Contrary to popular belief, negotiating with the kidnappers is not the greatest communication challenge. Professional negotiators won’t hold the phone for you, but they will offer advice and support on every facet of the complex process: selecting a communicator, deciding on a financial strategy, offering advice on drop-offs and handovers, and countless other decisions that shape the conclusion of the incident.
The real communications challenges lie in the other parts of your stakeholder map. A good stakeholder map will tell you who to communicate with, when to communicate, what they should be told and who is responsible for telling them. In any incident, you may be dealing with port authorities, owners, managers and local agents, but in a kidnap you also need to account for the families of victims, local authorities, international authorities, government representatives, intelligence agencies and of course the media – local, national and international.
Ensuring we communicate properly with all these audiences from the outset is key to success. The most serious consequence of not doing so is putting hostages in unnecessary danger.
So, what can be done to ensure communications functions drive toward a common goal?
Coordinate your messaging: When there are updates to be communicated, make sure that your audience receives the same news, at the same time, with consistent points of contact.
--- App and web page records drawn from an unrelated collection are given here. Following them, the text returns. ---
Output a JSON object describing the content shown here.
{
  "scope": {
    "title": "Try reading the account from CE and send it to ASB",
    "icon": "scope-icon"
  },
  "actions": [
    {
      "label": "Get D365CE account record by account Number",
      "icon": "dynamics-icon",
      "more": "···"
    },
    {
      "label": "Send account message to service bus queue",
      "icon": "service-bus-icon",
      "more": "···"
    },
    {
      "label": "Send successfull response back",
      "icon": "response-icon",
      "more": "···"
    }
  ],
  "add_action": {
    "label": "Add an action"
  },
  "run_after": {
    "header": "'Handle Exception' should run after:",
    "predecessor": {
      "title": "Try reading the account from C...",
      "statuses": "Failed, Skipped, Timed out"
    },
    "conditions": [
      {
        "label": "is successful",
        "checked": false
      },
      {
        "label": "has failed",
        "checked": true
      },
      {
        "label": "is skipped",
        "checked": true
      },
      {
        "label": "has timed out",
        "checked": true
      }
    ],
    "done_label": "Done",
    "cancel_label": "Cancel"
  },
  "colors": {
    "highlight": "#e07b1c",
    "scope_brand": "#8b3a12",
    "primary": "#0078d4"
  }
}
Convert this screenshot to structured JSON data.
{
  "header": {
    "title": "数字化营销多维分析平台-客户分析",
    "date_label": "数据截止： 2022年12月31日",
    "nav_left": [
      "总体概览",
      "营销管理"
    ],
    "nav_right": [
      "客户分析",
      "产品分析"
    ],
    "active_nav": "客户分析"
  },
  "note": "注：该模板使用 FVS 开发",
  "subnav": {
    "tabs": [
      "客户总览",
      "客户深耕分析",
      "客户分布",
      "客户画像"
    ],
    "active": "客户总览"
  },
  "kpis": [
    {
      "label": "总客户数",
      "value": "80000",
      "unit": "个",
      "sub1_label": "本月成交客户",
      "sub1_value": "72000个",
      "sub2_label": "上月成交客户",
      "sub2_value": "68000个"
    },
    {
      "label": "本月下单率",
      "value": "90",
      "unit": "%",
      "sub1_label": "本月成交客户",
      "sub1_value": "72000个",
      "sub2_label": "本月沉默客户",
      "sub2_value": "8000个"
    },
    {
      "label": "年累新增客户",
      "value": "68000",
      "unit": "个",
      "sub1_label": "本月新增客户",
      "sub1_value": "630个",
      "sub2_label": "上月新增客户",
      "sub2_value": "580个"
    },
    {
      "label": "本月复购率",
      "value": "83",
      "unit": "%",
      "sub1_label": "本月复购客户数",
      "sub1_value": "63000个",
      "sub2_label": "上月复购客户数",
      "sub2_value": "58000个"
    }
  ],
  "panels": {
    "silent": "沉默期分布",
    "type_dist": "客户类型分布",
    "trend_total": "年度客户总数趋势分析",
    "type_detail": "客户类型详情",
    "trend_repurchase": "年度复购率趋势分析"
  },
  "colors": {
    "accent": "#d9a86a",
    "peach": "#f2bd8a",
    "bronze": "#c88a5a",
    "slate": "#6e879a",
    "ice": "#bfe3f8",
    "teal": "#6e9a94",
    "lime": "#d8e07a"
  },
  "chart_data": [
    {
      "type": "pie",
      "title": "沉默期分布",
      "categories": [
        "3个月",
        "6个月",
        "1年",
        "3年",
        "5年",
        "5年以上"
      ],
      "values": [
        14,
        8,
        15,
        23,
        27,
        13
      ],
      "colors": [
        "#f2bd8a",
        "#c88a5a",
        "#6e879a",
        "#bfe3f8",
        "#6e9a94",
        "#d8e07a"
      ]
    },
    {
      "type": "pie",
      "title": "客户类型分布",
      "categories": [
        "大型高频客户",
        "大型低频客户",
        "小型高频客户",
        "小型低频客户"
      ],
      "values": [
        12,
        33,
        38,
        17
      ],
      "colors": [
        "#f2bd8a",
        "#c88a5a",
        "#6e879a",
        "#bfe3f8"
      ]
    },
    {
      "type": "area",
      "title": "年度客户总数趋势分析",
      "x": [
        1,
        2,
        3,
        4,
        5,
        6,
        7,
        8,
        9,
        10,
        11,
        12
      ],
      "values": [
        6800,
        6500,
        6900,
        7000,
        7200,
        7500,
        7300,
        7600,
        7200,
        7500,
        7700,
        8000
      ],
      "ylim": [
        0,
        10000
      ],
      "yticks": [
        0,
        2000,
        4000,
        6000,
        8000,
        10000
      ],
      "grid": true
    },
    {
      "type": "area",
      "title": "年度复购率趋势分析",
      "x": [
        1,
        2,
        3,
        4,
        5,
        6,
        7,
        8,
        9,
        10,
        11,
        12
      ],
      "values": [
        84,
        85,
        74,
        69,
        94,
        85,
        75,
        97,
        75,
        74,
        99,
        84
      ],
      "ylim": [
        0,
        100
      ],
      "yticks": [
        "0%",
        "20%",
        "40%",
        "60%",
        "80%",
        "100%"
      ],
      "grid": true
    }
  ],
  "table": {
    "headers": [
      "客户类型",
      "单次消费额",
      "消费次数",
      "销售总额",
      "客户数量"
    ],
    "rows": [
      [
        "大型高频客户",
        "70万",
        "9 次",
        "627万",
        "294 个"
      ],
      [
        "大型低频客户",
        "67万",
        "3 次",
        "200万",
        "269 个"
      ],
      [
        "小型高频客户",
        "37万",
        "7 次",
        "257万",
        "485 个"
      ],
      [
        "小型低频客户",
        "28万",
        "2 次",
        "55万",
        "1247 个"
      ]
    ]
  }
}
Media updates should go to all journalists covering the story at the same time. Family liaison updates should do the same.
Communicate clearly: Leave little room for interpretation or ambiguity. Information is scarce, so be clear with what you do know, and what you don’t know.
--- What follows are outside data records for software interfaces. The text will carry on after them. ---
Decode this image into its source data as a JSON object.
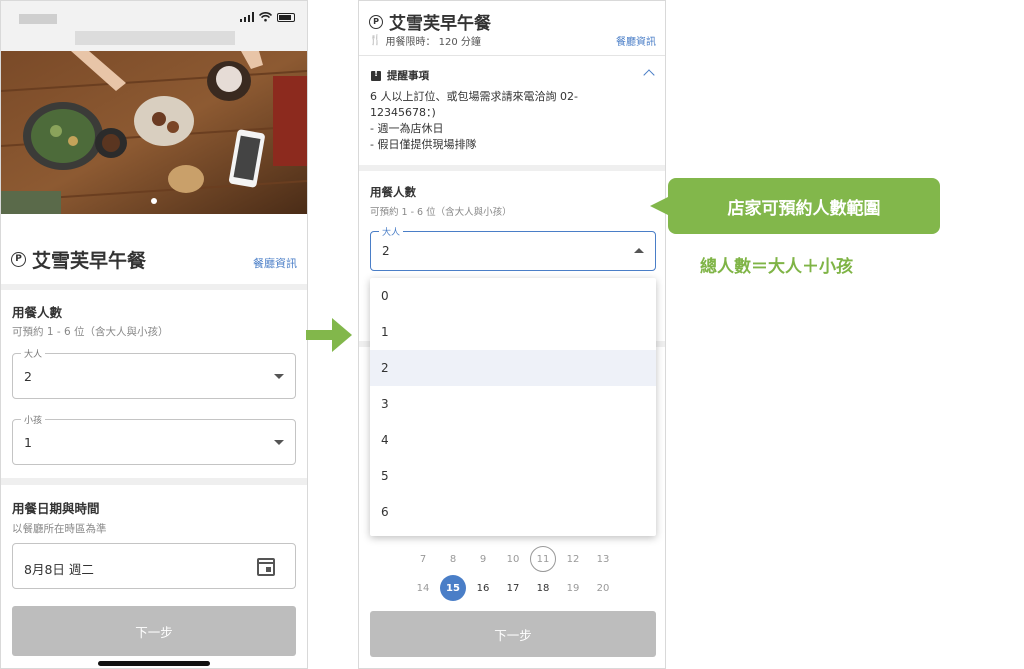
{
  "colors": {
    "accent_green": "#82b74b",
    "link_blue": "#4a7ec7",
    "disabled_button": "#bdbdbd",
    "selected_day": "#4a7ec7"
  },
  "left": {
    "restaurant_name": "艾雪芙早午餐",
    "restaurant_info_link": "餐廳資訊",
    "party": {
      "title": "用餐人數",
      "subtitle": "可預約 1 - 6 位（含大人與小孩）",
      "adults_label": "大人",
      "adults_value": "2",
      "children_label": "小孩",
      "children_value": "1"
    },
    "datetime": {
      "title": "用餐日期與時間",
      "subtitle": "以餐廳所在時區為準",
      "date_value": "8月8日 週二"
    },
    "next_button": "下一步"
  },
  "right": {
    "restaurant_name": "艾雪芙早午餐",
    "time_limit": "用餐限時： 120 分鐘",
    "restaurant_info_link": "餐廳資訊",
    "notice_title": "提醒事項",
    "notice_lines": [
      "6 人以上訂位、或包場需求請來電洽詢 02-",
      "12345678：)",
      "- 週一為店休日",
      "- 假日僅提供現場排隊"
    ],
    "party": {
      "title": "用餐人數",
      "subtitle": "可預約 1 - 6 位（含大人與小孩）",
      "adults_label": "大人",
      "adults_value": "2"
    },
    "dropdown_options": [
      "0",
      "1",
      "2",
      "3",
      "4",
      "5",
      "6"
    ],
    "dropdown_selected": "2",
    "calendar_rows": [
      [
        "7",
        "8",
        "9",
        "10",
        "11",
        "12",
        "13"
      ],
      [
        "14",
        "15",
        "16",
        "17",
        "18",
        "19",
        "20"
      ]
    ],
    "calendar_today": "11",
    "calendar_selected": "15",
    "next_button": "下一步"
  },
  "callout": {
    "text": "店家可預約人數範圍",
    "formula": "總人數＝大人＋小孩"
  }
}
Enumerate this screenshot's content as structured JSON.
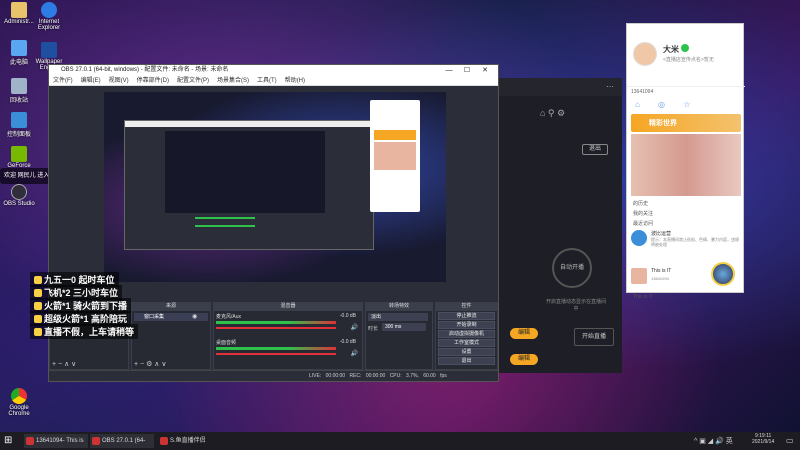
{
  "desktop": {
    "icons": [
      {
        "label": "Administr..."
      },
      {
        "label": "Internet Explorer"
      },
      {
        "label": "此电脑"
      },
      {
        "label": "Wallpaper Engine"
      },
      {
        "label": "回收站"
      },
      {
        "label": "控制面板"
      },
      {
        "label": "GeForce"
      },
      {
        "label": "OBS Studio"
      },
      {
        "label": "Google Chrome"
      }
    ],
    "overlay_notice": "欢迎 网民儿 进入直播间"
  },
  "captions": [
    "九五一0 起时车位",
    "飞机*2 三小时车位",
    "火箭*1 骑火箭到下播",
    "超级火箭*1 高阶陪玩",
    "直播不假，上车请稍等"
  ],
  "obs": {
    "title": "OBS 27.0.1 (64-bit, windows) - 配置文件: 未命名 - 场景: 未命名",
    "menu": [
      "文件(F)",
      "编辑(E)",
      "视图(V)",
      "停靠部件(D)",
      "配置文件(P)",
      "场景集合(S)",
      "工具(T)",
      "帮助(H)"
    ],
    "window_buttons": [
      "—",
      "☐",
      "✕"
    ],
    "panels": {
      "scenes_title": "场景",
      "sources_title": "来源",
      "mixer_title": "混音器",
      "transitions_title": "转场特效",
      "controls_title": "控件"
    },
    "source_item": "窗口采集",
    "mixer": [
      {
        "name": "麦克风/Aux",
        "level": "-0.0 dB"
      },
      {
        "name": "桌面音频",
        "level": "-0.0 dB"
      }
    ],
    "transition": {
      "type": "淡出",
      "duration_label": "时长",
      "duration": "300 ms"
    },
    "controls": [
      "停止推流",
      "开始录制",
      "启动虚拟摄像机",
      "工作室模式",
      "设置",
      "退出"
    ],
    "status": {
      "live": "LIVE: 00:00:00",
      "rec": "REC: 00:00:00",
      "cpu": "CPU: 3.7%, 60.00 fps"
    }
  },
  "companion": {
    "stop_live": "退出",
    "auto_open": "自动开播",
    "hint": "开启直播动态显示在直播间中",
    "btn1": "编辑",
    "btn2": "编辑",
    "btn3": "编辑",
    "start_button": "开始直播"
  },
  "chat": {
    "user_name": "大米",
    "user_sub": "<直播店宣传点名>暂无",
    "room_id": "13641094",
    "banner": "精彩世界",
    "entries": [
      "的历史",
      "我的关注",
      "最近访问"
    ],
    "message_1": {
      "name": "波比运营",
      "text": "提示：本直播间禁止低俗、色情、暴力内容，违规将被处理"
    },
    "message_2_name": "This is IT",
    "message_2_sub": "13641094",
    "footer_name": "This is IT"
  },
  "taskbar": {
    "tasks": [
      "13641094- This is IT",
      "OBS 27.0.1 (64-bi...",
      "S.鱼直播伴侣"
    ],
    "time": "9:19:11",
    "date": "2021/9/14"
  },
  "colors": {
    "accent_orange": "#f5a623",
    "obs_bg": "#2b2e38",
    "meter_green": "#2ec24a",
    "meter_red": "#e0303a"
  }
}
Don’t ignore social and digital platforms: Everyone is now a self-publisher. Blogs and social media profiles all have the potential to damage your strategy, monitor them closely from the outset to identify any potential issues early.
Don’t be afraid of the why?: Inevitably, you will be asked at various points why certain information is not available or cannot be shared. We should not underestimate the importance of the word ‘because’, followed by valid reasoning. Justification arising as the result of frank and honest conversations is necessary and will build trust with all your stakeholders.
Reasoning, rationale and empathy are some of the few tools we have to combat emotional reaction – a lesson we should remember in all our crisis communications practice.